The planned reforms to the Central Securities Depositories Regulation (CSDR) were published in the Official Journal on 27 December 2023 (Regulation (EU) 2023/2845).  Most of the reforms take effect from 16 January 2024, with a limited number taking effect from 1 May 2024 and 17 January 2026.

Our previous insights on the European Commission’s May 2022 proposals to revise CSDR, and the provisional political agreement reached in June 2023, are here:

CSDR: Commission proposes targeted changes; Article 3 dematerialisation deadline looms (May 2022)

CSDR: Provisional agreement reached on planned changes (June 2023)

While the reforms cover matters such as passporting, new colleges of supervisors and banking-type ancillary services (detailed in our May 2022 insights), the key focus area has been settlement efficiency and mandatory buy-ins.

As expected, the mandatory buy-in framework will not apply for the time being, with the Commission having an option to re-introduce it (following a cost-benefit analysis by ESMA) via an implementing act if two conditions are met:

  • measures such as cash penalties or the suspension of participants who consistently and systematically cause settlement fails do not result in a long-term sustainable reduction of settlement fails in the EU or in maintaining a reduced level of settlement fails in the EU; and
  • the level of settlement fails in the EU has or is likely to have a negative effect on EU financial stability.

A further condition proposed by the Commission (settlement efficiency not reaching “appropriate levels”) was not carried through into the agreed text (it had caused industry concern, in particular due to the perceived lack of clarity regarding how the Commission would assess “appropriate levels”).

The reforms regarding passporting, new colleges of supervisors and banking-type ancillary services are as detailed in our May 2022 insights.

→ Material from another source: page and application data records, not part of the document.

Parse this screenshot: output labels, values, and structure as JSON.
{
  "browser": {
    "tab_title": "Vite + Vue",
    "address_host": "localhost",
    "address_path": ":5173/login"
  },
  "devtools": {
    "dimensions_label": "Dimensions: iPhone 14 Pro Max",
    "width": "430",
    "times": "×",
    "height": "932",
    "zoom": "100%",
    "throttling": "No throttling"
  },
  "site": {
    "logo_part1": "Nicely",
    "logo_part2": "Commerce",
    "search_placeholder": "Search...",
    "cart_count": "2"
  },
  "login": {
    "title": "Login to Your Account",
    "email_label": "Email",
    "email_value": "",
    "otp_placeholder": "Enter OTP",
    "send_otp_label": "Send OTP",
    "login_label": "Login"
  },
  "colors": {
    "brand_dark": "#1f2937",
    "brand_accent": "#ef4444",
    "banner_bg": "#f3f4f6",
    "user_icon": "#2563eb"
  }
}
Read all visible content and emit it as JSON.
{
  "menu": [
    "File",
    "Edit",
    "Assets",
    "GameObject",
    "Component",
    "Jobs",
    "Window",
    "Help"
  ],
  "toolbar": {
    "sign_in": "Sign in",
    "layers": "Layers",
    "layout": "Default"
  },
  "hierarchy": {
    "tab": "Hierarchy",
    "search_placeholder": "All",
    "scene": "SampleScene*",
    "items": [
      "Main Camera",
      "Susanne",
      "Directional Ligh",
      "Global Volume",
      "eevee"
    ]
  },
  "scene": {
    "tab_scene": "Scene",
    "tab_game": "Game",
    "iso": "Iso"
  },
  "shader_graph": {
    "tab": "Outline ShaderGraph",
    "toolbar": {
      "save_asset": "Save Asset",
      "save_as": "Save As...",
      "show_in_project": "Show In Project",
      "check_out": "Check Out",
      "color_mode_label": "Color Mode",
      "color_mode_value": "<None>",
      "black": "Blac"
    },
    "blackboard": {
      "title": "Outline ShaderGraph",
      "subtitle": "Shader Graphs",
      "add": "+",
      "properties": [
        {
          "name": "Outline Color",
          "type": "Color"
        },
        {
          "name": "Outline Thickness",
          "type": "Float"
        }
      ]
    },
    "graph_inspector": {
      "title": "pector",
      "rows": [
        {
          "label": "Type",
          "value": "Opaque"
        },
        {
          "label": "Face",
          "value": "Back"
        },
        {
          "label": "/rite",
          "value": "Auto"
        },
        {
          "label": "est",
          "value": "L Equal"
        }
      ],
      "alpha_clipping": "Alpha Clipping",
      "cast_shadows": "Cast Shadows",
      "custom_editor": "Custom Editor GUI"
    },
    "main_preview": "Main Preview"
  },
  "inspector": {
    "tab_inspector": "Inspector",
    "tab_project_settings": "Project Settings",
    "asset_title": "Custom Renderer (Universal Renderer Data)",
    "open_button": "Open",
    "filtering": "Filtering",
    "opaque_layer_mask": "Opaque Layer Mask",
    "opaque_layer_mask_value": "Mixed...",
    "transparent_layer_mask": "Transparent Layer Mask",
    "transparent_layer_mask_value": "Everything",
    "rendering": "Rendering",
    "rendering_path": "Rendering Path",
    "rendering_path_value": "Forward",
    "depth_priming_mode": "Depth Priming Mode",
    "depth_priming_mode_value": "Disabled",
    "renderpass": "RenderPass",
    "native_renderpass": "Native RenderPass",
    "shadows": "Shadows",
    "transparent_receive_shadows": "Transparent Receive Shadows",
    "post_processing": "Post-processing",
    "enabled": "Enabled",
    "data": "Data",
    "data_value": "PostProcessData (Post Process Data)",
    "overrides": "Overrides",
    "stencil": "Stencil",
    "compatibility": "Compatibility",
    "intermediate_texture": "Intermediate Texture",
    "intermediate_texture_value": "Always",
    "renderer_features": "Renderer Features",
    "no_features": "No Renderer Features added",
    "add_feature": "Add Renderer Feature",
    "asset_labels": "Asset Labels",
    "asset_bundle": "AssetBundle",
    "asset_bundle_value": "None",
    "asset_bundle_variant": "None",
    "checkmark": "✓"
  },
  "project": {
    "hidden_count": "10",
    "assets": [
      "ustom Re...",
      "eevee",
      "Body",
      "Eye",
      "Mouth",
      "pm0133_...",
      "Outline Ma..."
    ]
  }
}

The end-dates for the CSDR’s grandfathering provisions have also been confirmed (17 January 2025 for EU CSDs, and 17 January 2027 for third country CSDs).

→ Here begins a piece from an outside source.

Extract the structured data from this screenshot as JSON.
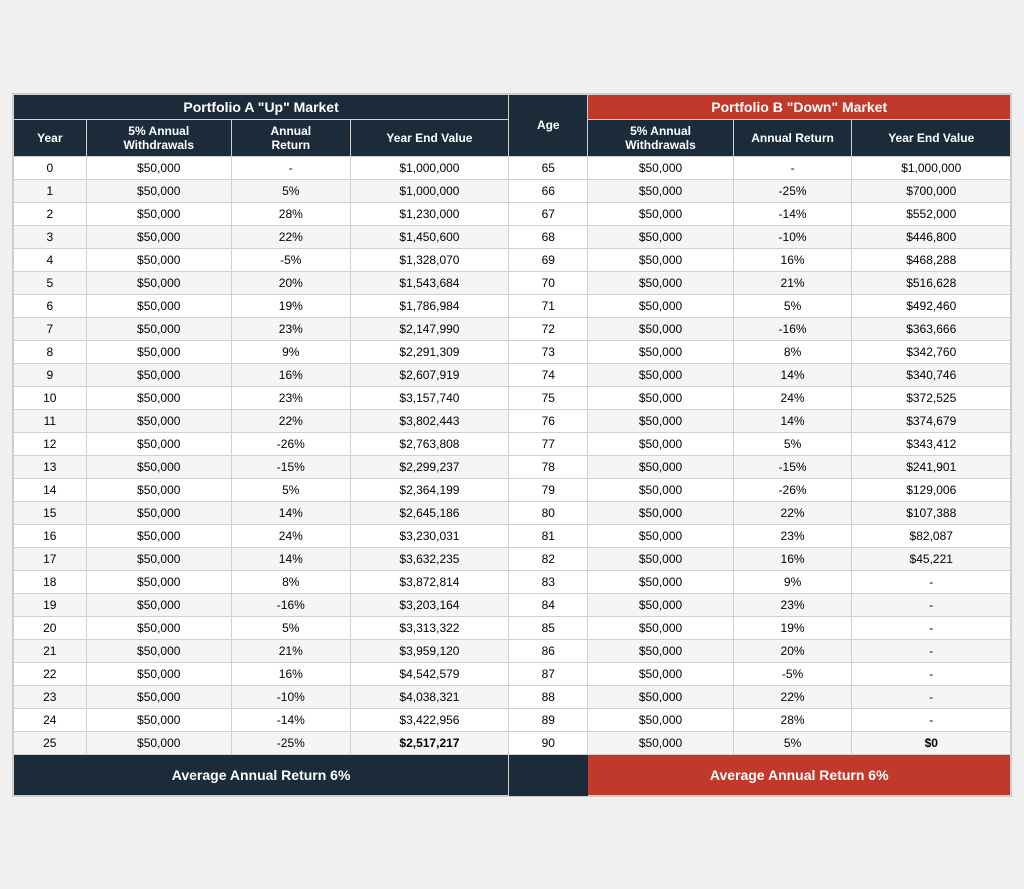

Other key developments to watch from a CSDR / settlement perspective in 2024 are:

  • Collection and Distribution of Cash Penalties: Commission Delegated Regulation (EU) 2023/1626 applies from 2 September 2024. It will amend the existing regulatory technical standards on the penalty mechanism for settlement fails by moving the responsibility for the process of collecting and distributing penalties for settlement fails on cleared transactions from central counterparties to CSDs.
  • Penalty Mechanism: ESMA’s December 2023 Consultation Paper on technical advice to the Commission on the penalty mechanism under the CSDR runs until 29 February 2024.  ESMA is seeking evidence and data on the effectiveness of the current penalty mechanism in discouraging settlement fails and incentivising their rapid resolution.  It is also looking for feedback on various preliminary proposals including alternative methods for calculating cash penalties (such as progressive penalty rates).  It plans to give its technical advice to the Commission by the end of September 2024.
  • Settlement Cycle: Following its Call for Evidence on the shortening of the settlement cycle (which closed on 15 December 2023), ESMA will carry out a cost/benefit analysis on any reduction of the EU settlement cycle, and identify if regulatory action is needed to ensure that the impact of the planned shortening of the settlement cycle to T+1 in other jurisdictions (such as the US) is as manageable as possible for EU market participants. It will provide feedback to the Commission on these issues in 2024 (looking at the EU settlement cycle is on the Commission’s list of medium-term considerations).  Read our Asset Management and Investment Funds Group’s related insights: Implications of Changes to US Settlement Regime for Irish Funds.